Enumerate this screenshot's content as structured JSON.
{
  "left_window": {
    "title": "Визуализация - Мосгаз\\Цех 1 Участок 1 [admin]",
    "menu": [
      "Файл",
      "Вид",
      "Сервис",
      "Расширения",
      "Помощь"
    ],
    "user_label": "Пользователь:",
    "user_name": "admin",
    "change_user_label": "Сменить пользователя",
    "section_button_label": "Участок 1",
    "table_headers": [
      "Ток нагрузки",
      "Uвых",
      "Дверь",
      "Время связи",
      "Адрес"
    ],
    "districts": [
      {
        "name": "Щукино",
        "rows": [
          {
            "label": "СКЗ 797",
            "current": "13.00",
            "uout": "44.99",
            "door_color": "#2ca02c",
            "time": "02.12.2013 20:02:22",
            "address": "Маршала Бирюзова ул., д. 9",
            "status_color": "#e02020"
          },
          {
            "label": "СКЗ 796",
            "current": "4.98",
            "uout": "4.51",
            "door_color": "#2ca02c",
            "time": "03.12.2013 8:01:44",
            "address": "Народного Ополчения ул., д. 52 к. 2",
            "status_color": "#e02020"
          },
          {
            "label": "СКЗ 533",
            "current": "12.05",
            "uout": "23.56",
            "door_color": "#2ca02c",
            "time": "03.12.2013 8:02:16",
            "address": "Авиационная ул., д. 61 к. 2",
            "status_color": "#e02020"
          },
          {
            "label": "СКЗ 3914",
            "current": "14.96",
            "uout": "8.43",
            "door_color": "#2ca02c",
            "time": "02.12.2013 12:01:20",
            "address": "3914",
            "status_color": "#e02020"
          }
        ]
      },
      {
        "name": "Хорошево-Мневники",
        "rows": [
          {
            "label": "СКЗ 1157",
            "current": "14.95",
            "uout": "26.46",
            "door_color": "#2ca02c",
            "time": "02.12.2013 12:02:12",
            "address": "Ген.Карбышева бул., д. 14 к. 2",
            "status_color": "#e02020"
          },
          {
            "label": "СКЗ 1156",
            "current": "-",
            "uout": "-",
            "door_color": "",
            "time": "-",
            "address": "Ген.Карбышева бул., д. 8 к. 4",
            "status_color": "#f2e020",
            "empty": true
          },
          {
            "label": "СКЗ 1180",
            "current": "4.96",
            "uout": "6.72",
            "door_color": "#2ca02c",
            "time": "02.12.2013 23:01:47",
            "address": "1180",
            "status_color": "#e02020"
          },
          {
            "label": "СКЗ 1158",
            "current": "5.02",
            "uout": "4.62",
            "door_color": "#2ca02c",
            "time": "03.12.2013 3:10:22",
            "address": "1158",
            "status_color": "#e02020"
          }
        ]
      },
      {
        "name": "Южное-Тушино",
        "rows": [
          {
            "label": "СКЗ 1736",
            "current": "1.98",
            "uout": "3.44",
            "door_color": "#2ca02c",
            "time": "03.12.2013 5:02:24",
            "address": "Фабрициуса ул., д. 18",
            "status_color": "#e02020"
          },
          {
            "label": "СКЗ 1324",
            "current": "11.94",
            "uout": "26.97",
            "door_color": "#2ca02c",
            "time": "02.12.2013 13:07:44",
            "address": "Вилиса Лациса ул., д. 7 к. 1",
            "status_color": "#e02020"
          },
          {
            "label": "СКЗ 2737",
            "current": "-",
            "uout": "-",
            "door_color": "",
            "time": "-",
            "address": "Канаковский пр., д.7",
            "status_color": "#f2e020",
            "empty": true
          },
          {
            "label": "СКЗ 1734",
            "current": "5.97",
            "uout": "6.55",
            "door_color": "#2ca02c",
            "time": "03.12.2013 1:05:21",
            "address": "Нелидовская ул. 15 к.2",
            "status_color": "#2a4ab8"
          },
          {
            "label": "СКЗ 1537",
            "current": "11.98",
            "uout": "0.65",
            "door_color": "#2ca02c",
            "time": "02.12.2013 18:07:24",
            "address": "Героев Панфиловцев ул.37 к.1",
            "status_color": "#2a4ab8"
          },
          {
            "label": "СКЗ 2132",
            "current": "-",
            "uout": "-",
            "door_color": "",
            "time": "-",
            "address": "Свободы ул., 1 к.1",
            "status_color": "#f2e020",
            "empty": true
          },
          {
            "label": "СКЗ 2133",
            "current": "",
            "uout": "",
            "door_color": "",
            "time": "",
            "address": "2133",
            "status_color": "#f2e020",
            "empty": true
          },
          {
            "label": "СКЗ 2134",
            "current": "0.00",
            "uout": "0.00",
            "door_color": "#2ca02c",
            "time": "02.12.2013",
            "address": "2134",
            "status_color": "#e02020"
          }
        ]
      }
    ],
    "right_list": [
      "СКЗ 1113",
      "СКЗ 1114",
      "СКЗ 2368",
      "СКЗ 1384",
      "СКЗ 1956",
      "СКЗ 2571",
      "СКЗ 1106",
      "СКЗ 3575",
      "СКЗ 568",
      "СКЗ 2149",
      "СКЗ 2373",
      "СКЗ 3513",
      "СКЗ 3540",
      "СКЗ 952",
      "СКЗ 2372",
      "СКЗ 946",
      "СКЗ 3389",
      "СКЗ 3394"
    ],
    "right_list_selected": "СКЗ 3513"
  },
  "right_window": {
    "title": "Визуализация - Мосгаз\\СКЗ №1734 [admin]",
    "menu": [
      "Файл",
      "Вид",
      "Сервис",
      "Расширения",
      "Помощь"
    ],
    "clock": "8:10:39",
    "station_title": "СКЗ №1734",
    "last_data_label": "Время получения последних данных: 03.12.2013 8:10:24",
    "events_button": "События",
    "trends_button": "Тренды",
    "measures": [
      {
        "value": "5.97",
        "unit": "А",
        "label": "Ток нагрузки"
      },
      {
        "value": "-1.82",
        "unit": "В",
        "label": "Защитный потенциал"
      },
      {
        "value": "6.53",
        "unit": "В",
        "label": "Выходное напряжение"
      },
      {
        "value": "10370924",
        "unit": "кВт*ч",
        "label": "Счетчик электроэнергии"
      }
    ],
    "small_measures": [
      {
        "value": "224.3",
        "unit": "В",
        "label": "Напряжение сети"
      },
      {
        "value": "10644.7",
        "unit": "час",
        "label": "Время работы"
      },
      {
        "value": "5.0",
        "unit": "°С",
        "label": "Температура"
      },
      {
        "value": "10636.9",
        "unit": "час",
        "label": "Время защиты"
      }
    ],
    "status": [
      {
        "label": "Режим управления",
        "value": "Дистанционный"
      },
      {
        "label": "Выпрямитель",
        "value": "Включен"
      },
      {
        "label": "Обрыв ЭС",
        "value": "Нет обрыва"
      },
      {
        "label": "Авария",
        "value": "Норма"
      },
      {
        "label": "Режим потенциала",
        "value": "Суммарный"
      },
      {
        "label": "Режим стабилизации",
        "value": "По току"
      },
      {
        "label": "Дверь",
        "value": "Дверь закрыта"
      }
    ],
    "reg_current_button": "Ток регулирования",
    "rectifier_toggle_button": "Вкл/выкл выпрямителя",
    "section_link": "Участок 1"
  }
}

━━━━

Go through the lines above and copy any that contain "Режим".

        "label": "Режим управления",
        "label": "Режим потенциала",
        "label": "Режим стабилизации",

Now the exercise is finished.